• **EXERCISE DIRECTIONS**: Find and return every line of the data that contains the word "JSON".

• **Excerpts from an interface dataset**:
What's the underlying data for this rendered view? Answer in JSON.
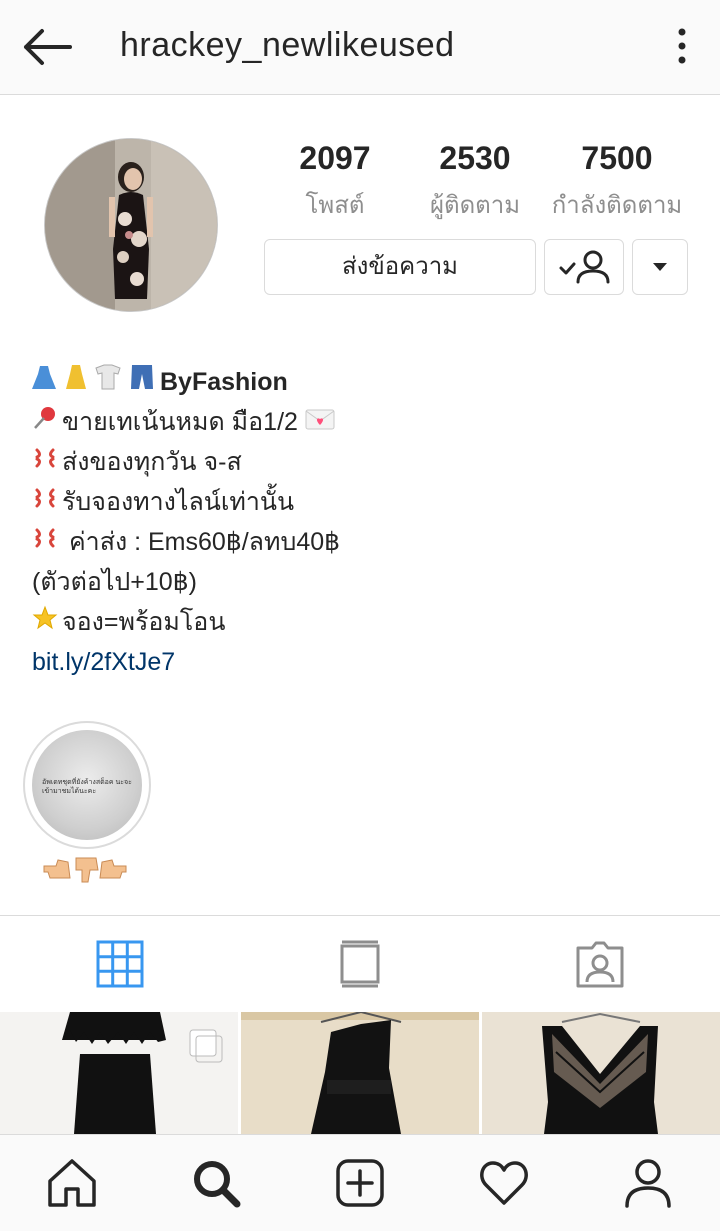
{
  "header": {
    "username": "hrackey_newlikeused",
    "back_icon": "arrow-left-icon",
    "more_icon": "more-vertical-icon"
  },
  "stats": [
    {
      "value": "2097",
      "label": "โพสต์"
    },
    {
      "value": "2530",
      "label": "ผู้ติดตาม"
    },
    {
      "value": "7500",
      "label": "กำลังติดตาม"
    }
  ],
  "actions": {
    "message_label": "ส่งข้อความ",
    "following_icon": "person-check-icon",
    "dropdown_icon": "caret-down-icon"
  },
  "bio": {
    "name": "ByFashion",
    "lines": [
      "ขายเทเน้นหมด มือ1/2",
      "ส่งของทุกวัน จ-ส",
      "รับจองทางไลน์เท่านั้น",
      " ค่าส่ง : Ems60฿/ลทบ40฿",
      "(ตัวต่อไป+10฿)",
      "จอง=พร้อมโอน"
    ],
    "link": "bit.ly/2fXtJe7"
  },
  "highlight": {
    "cover_text": "อัพเดทชุดที่ยังค้างสต็อค นะจะเข้ามาชมได้นะคะ",
    "label_icon": "pointing-hands-emoji"
  },
  "tabs": [
    {
      "icon": "grid-icon",
      "active": true
    },
    {
      "icon": "feed-list-icon",
      "active": false
    },
    {
      "icon": "tagged-person-icon",
      "active": false
    }
  ],
  "bottom_nav": [
    {
      "icon": "home-icon"
    },
    {
      "icon": "search-icon"
    },
    {
      "icon": "add-post-icon"
    },
    {
      "icon": "heart-icon"
    },
    {
      "icon": "profile-icon"
    }
  ],
  "colors": {
    "link": "#003569",
    "active_tab": "#3897f0",
    "secondary_text": "#8e8e8e",
    "border": "#dbdbdb"
  }
}
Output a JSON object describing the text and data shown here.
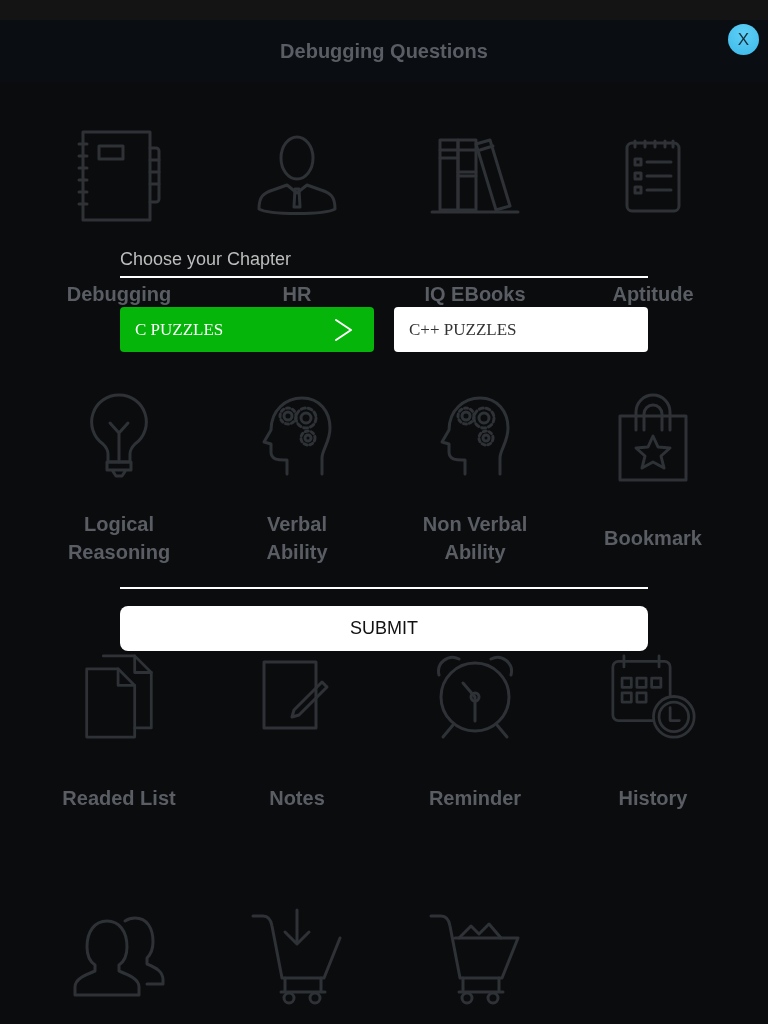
{
  "background_page": {
    "title": "Debugging Questions",
    "tiles": [
      {
        "label": "Debugging"
      },
      {
        "label": "HR"
      },
      {
        "label": "IQ EBooks"
      },
      {
        "label": "Aptitude"
      },
      {
        "label": "Logical Reasoning"
      },
      {
        "label": "Verbal Ability"
      },
      {
        "label": "Non Verbal Ability"
      },
      {
        "label": "Bookmark"
      },
      {
        "label": "Readed List"
      },
      {
        "label": "Notes"
      },
      {
        "label": "Reminder"
      },
      {
        "label": "History"
      }
    ]
  },
  "chapter_dialog": {
    "title": "Choose your Chapter",
    "options": [
      {
        "label": "C PUZZLES",
        "selected": true
      },
      {
        "label": "C++ PUZZLES",
        "selected": false
      }
    ],
    "submit": "SUBMIT",
    "close": "X"
  }
}
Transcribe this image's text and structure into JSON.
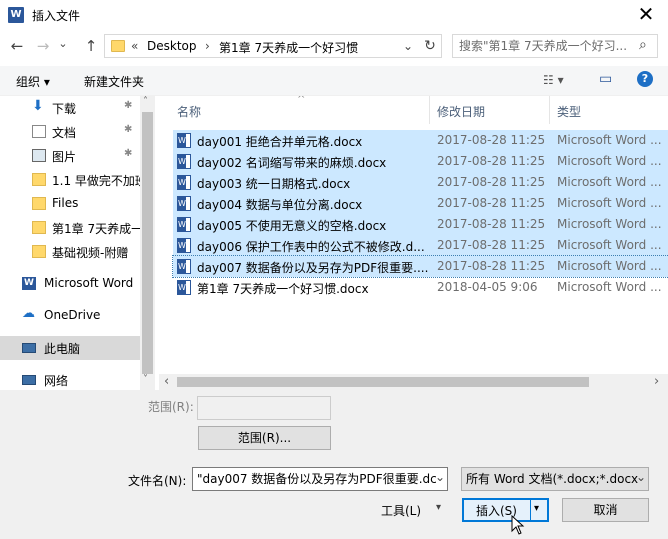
{
  "window": {
    "title": "插入文件",
    "app_icon_letter": "W",
    "close_glyph": "✕"
  },
  "nav": {
    "back": "←",
    "forward": "→",
    "dropdown": "⌄",
    "up": "↑",
    "refresh": "↻"
  },
  "address": {
    "overflow": "«",
    "segments": [
      "Desktop",
      "第1章 7天养成一个好习惯"
    ],
    "separator": "›",
    "dropdown": "⌄"
  },
  "search": {
    "placeholder": "搜索\"第1章 7天养成一个好习...",
    "icon": "⌕"
  },
  "toolbar": {
    "organize": "组织 ▾",
    "new_folder": "新建文件夹",
    "view_icon": "☷ ▾",
    "pane_icon": "▭",
    "help_icon": "?"
  },
  "sidebar": {
    "items": [
      {
        "label": "下载",
        "icon": "download-icon",
        "pinned": true
      },
      {
        "label": "文档",
        "icon": "document-icon",
        "pinned": true
      },
      {
        "label": "图片",
        "icon": "picture-icon",
        "pinned": true
      },
      {
        "label": "1.1 早做完不加班",
        "icon": "folder-icon",
        "pinned": false
      },
      {
        "label": "Files",
        "icon": "folder-icon",
        "pinned": false
      },
      {
        "label": "第1章 7天养成一",
        "icon": "folder-icon",
        "pinned": false
      },
      {
        "label": "基础视频-附赠",
        "icon": "folder-icon",
        "pinned": false
      },
      {
        "label": "Microsoft Word",
        "icon": "word-icon",
        "pinned": false
      },
      {
        "label": "OneDrive",
        "icon": "cloud-icon",
        "pinned": false
      },
      {
        "label": "此电脑",
        "icon": "computer-icon",
        "pinned": false
      },
      {
        "label": "网络",
        "icon": "network-icon",
        "pinned": false
      }
    ],
    "pin_glyph": "✱"
  },
  "columns": {
    "name": "名称",
    "date": "修改日期",
    "type": "类型",
    "sort_glyph": "^"
  },
  "files": [
    {
      "name": "day001 拒绝合并单元格.docx",
      "date": "2017-08-28 11:25",
      "type": "Microsoft Word ...",
      "selected": true
    },
    {
      "name": "day002 名词缩写带来的麻烦.docx",
      "date": "2017-08-28 11:25",
      "type": "Microsoft Word ...",
      "selected": true
    },
    {
      "name": "day003 统一日期格式.docx",
      "date": "2017-08-28 11:25",
      "type": "Microsoft Word ...",
      "selected": true
    },
    {
      "name": "day004 数据与单位分离.docx",
      "date": "2017-08-28 11:25",
      "type": "Microsoft Word ...",
      "selected": true
    },
    {
      "name": "day005 不使用无意义的空格.docx",
      "date": "2017-08-28 11:25",
      "type": "Microsoft Word ...",
      "selected": true
    },
    {
      "name": "day006 保护工作表中的公式不被修改.d...",
      "date": "2017-08-28 11:25",
      "type": "Microsoft Word ...",
      "selected": true
    },
    {
      "name": "day007 数据备份以及另存为PDF很重要....",
      "date": "2017-08-28 11:25",
      "type": "Microsoft Word ...",
      "selected": true
    },
    {
      "name": "第1章 7天养成一个好习惯.docx",
      "date": "2018-04-05 9:06",
      "type": "Microsoft Word ...",
      "selected": false
    }
  ],
  "scroll": {
    "left": "‹",
    "right": "›",
    "up": "˄",
    "down": "˅"
  },
  "range": {
    "label": "范围(R):",
    "value": "",
    "button": "范围(R)..."
  },
  "filename": {
    "label": "文件名(N):",
    "value": "\"day007 数据备份以及另存为PDF很重要.dc",
    "dropdown": "⌄"
  },
  "filetype": {
    "value": "所有 Word 文档(*.docx;*.docx",
    "dropdown": "⌄"
  },
  "actions": {
    "tools": "工具(L)",
    "tools_arrow": "▾",
    "insert": "插入(S)",
    "insert_arrow": "▾",
    "cancel": "取消"
  },
  "colors": {
    "selection": "#cce8ff",
    "accent": "#0078d7",
    "word_blue": "#2b579a"
  }
}
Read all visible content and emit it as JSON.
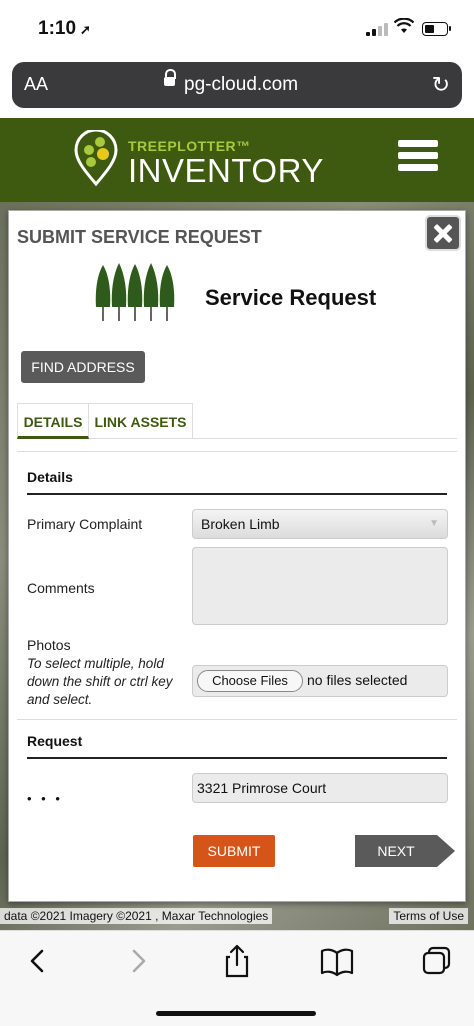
{
  "status_bar": {
    "time": "1:10",
    "location_glyph": "➚"
  },
  "browser": {
    "aa": "AA",
    "url": "pg-cloud.com",
    "reload_glyph": "↻"
  },
  "brand": {
    "top_line": "TREEPLOTTER™",
    "bottom_line": "INVENTORY",
    "colors": {
      "header": "#3e5a10",
      "accent": "#a8c93a"
    }
  },
  "modal": {
    "title": "SUBMIT SERVICE REQUEST",
    "hero_title": "Service Request",
    "find_address": "FIND ADDRESS",
    "tabs": [
      {
        "label": "DETAILS"
      },
      {
        "label": "LINK ASSETS"
      }
    ],
    "details_section": "Details",
    "fields": {
      "primary_complaint": {
        "label": "Primary Complaint",
        "value": "Broken Limb"
      },
      "comments": {
        "label": "Comments",
        "value": ""
      },
      "photos": {
        "label": "Photos",
        "hint": "To select multiple, hold down the shift or ctrl key and select.",
        "button": "Choose Files",
        "status": "no files selected"
      }
    },
    "request_section": "Request",
    "request_dots": "• • •",
    "address_value": "3321 Primrose Court",
    "submit": "SUBMIT",
    "next": "NEXT",
    "colors": {
      "submit": "#d4541a",
      "next": "#5a5a5a"
    }
  },
  "map": {
    "attribution": "data ©2021 Imagery ©2021 , Maxar Technologies",
    "terms": "Terms of Use"
  },
  "toolbar": [
    "back-icon",
    "forward-icon",
    "share-icon",
    "bookmarks-icon",
    "tabs-icon"
  ]
}
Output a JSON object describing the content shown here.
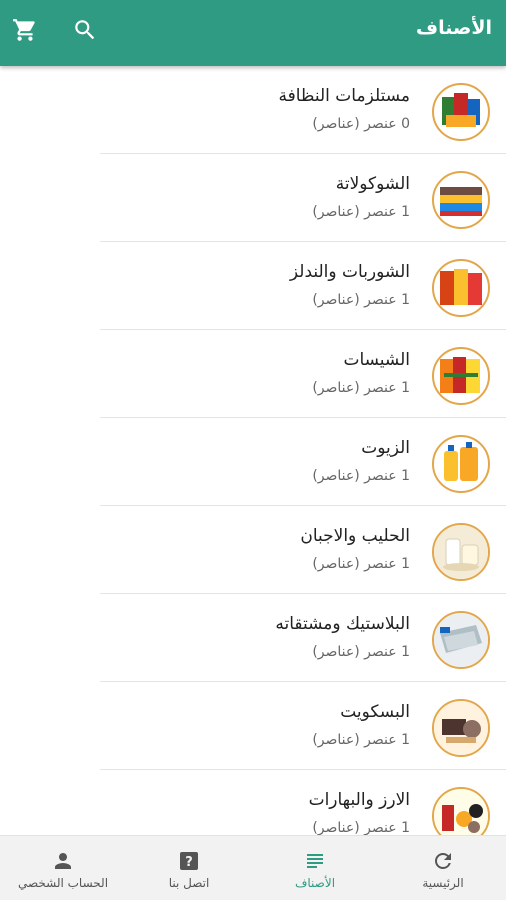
{
  "appbar": {
    "title": "الأصناف",
    "cart_icon": "cart-icon",
    "search_icon": "search-icon"
  },
  "colors": {
    "primary": "#2f9b82",
    "thumb_border": "#e3a64a",
    "nav_bg": "#f2f2f2"
  },
  "categories": [
    {
      "title": "مستلزمات النظافة",
      "count": "0 عنصر (عناصر)"
    },
    {
      "title": "الشوكولاتة",
      "count": "1 عنصر (عناصر)"
    },
    {
      "title": "الشوربات والندلز",
      "count": "1 عنصر (عناصر)"
    },
    {
      "title": "الشيسات",
      "count": "1 عنصر (عناصر)"
    },
    {
      "title": "الزيوت",
      "count": "1 عنصر (عناصر)"
    },
    {
      "title": "الحليب والاجبان",
      "count": "1 عنصر (عناصر)"
    },
    {
      "title": "البلاستيك ومشتقاته",
      "count": "1 عنصر (عناصر)"
    },
    {
      "title": "البسكويت",
      "count": "1 عنصر (عناصر)"
    },
    {
      "title": "الارز والبهارات",
      "count": "1 عنصر (عناصر)"
    }
  ],
  "bottom_nav": [
    {
      "label": "الحساب الشخصي",
      "icon": "person-icon",
      "active": false
    },
    {
      "label": "اتصل بنا",
      "icon": "help-icon",
      "active": false
    },
    {
      "label": "الأصناف",
      "icon": "list-icon",
      "active": true
    },
    {
      "label": "الرئيسية",
      "icon": "refresh-icon",
      "active": false
    }
  ]
}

• **RESPONSE BOX**:
What's the underlying data for this rendered view? Answer in JSON.
Output a JSON object describing the text and data shown here.
Transcribe this image's text and structure into JSON.
Read all visible content and emit it as JSON.
Output a JSON object describing the content shown here.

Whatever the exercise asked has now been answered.